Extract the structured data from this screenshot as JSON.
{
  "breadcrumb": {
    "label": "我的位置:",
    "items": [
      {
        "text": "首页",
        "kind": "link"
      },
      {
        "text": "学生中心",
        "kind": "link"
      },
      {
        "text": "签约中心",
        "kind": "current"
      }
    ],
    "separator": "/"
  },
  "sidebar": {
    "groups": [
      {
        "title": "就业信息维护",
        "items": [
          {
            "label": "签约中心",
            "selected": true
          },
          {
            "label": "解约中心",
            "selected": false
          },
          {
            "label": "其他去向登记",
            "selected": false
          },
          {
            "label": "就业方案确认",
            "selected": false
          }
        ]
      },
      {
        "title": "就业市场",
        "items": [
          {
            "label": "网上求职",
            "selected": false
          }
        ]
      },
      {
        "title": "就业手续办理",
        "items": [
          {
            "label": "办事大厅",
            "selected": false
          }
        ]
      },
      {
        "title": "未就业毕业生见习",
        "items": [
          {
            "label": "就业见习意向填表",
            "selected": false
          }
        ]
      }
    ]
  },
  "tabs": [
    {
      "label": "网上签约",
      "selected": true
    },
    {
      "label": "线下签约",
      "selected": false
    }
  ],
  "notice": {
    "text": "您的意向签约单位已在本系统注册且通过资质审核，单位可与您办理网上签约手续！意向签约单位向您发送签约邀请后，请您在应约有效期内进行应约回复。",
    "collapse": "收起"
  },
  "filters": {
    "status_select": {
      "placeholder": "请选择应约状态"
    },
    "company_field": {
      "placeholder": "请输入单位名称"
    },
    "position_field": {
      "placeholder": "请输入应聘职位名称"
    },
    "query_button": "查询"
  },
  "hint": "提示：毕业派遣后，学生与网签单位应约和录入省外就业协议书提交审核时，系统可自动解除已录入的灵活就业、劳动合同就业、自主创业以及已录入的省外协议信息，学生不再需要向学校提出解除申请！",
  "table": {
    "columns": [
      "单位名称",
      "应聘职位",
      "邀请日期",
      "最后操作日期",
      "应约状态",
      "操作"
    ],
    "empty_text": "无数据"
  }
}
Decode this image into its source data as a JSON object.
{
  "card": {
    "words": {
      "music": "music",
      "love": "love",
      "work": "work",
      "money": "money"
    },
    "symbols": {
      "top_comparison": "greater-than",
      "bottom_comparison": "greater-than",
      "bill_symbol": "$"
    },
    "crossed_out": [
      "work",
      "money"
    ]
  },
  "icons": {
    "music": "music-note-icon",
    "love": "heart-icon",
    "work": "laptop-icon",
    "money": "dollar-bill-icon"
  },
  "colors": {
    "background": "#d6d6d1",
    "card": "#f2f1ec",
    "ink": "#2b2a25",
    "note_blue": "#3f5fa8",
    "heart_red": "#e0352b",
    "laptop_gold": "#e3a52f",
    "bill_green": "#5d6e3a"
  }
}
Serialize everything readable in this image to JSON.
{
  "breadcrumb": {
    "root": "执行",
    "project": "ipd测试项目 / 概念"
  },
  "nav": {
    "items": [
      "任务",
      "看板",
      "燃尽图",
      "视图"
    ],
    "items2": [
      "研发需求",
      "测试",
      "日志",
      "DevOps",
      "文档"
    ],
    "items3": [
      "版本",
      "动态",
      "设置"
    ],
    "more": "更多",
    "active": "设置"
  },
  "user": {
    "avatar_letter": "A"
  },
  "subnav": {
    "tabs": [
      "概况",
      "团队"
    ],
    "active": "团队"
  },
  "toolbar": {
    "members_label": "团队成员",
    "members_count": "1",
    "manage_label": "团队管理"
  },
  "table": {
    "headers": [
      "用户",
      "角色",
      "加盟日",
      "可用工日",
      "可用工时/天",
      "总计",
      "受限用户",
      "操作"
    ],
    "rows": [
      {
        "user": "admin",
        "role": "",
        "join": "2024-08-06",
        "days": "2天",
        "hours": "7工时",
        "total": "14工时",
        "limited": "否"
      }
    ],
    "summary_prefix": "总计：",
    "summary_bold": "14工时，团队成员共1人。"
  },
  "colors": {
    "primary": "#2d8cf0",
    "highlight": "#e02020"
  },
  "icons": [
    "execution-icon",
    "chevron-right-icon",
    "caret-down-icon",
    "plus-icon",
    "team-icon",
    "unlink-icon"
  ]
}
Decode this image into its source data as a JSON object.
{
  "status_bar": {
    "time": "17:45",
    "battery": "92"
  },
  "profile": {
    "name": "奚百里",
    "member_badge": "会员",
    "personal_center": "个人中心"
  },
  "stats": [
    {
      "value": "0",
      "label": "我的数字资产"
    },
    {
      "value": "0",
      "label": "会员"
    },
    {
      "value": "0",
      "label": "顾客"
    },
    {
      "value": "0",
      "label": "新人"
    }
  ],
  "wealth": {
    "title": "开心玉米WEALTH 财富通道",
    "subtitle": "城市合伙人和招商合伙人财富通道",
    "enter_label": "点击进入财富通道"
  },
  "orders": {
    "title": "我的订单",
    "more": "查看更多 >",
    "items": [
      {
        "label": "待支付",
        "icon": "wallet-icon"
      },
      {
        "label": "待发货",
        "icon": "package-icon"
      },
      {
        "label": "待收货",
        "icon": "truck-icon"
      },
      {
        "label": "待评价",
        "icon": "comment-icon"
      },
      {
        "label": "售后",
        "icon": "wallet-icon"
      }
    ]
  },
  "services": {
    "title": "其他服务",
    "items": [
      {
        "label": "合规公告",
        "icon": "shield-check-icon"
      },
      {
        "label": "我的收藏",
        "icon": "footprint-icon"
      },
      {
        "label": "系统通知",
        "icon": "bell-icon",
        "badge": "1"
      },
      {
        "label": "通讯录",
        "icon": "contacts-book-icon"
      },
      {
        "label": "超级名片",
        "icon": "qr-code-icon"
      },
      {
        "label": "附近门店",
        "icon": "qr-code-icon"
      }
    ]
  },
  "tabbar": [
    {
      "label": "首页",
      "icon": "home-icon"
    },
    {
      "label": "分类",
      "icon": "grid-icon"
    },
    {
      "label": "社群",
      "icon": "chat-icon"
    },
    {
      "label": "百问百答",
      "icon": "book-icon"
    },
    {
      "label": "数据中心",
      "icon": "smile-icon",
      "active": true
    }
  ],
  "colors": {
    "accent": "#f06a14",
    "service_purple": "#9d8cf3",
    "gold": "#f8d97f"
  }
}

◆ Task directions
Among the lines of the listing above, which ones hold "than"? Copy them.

◆ Response for this exercise
      "top_comparison": "greater-than",
      "bottom_comparison": "greater-than",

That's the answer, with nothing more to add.